Behind the Scenes: the "King Horse"

Remember a few weeks back we shared the image of the metal tooling for our Irish Sports Horse mould? I thought it would be nice to show you a few more images from behind the scenes of the creation of this mould.

You're also probably thinking what's the connection to the "King Horse" mentioned in the title? Well, our factory nicknamed the mould the "King Horse" as compared to the size of the other horses, he is a bigger, and so when we talk to our factory, the name has kind of stuck!!

Most model horses are hollow and created in two halves. If you think of a model horse created in the 1:9th scale, like Copperfox Models, this is how they are made. Each half is created by injecting molten plastic into a mould, or metal tool- a bit like when you made plaster casts as a child by pouring plaster into a plastic mould. It's more or less the same process although with different materials. Once cooled, each half of the horse are joined together to make a complete model horse.

This means for every shape of model horse, in this case the Irish Sports Horse, you need two different moulds. One for the nearside and one for the offside, imagining that the join line for the model runs along the crest of the main, back, tail etc. This picture (below) is of one of the metal moulds for the ISH. Big isn't it?!

Below: This is how the metal tool (mould) is created. A machine cuts out the shape of the model from block of metal. Notice all the metal shavings around the mould. This is were a small amount has been cut away from the metal, ensuring that all the details of the original clay model are in the mould. The liquid in the middle of the mould is to prevent the machine from overheating when cutting, in addition to acting as a lubricant.

Machining the details of the metal tool

Machining the details of the metal tool

Drilling & machining the details of the metal tool

Drilling & machining the details of the metal tool

How much does a tool weight? A great question! The one pictured below, one of the tools for the ISH, is around 400-500 kgs and requires hoists to move them. It's not something you can just pick up by hand and it's one to mind your toes around when it's being lifted and re-positioned!! Ouch!

Moving a tool

Moving a tool

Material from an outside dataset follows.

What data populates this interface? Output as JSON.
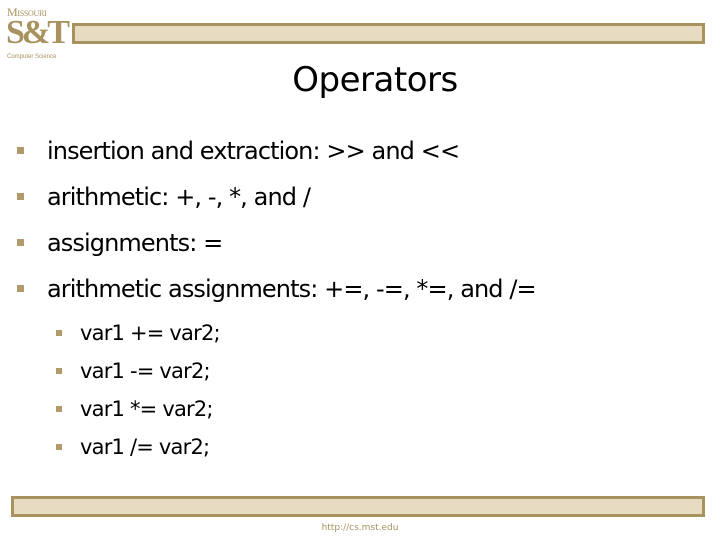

Below: This image is of a plastic Irish Sports Horse fresh after being "constructed". You can just about make out the faint join line running down the back of the model (look on his bottom). We use the same plastic as other model horse manufactures, cellulose acetate, although we use more of it per model. If you have ever handled or own a Copperfox model, this is the simple reason why they weigh more! :-)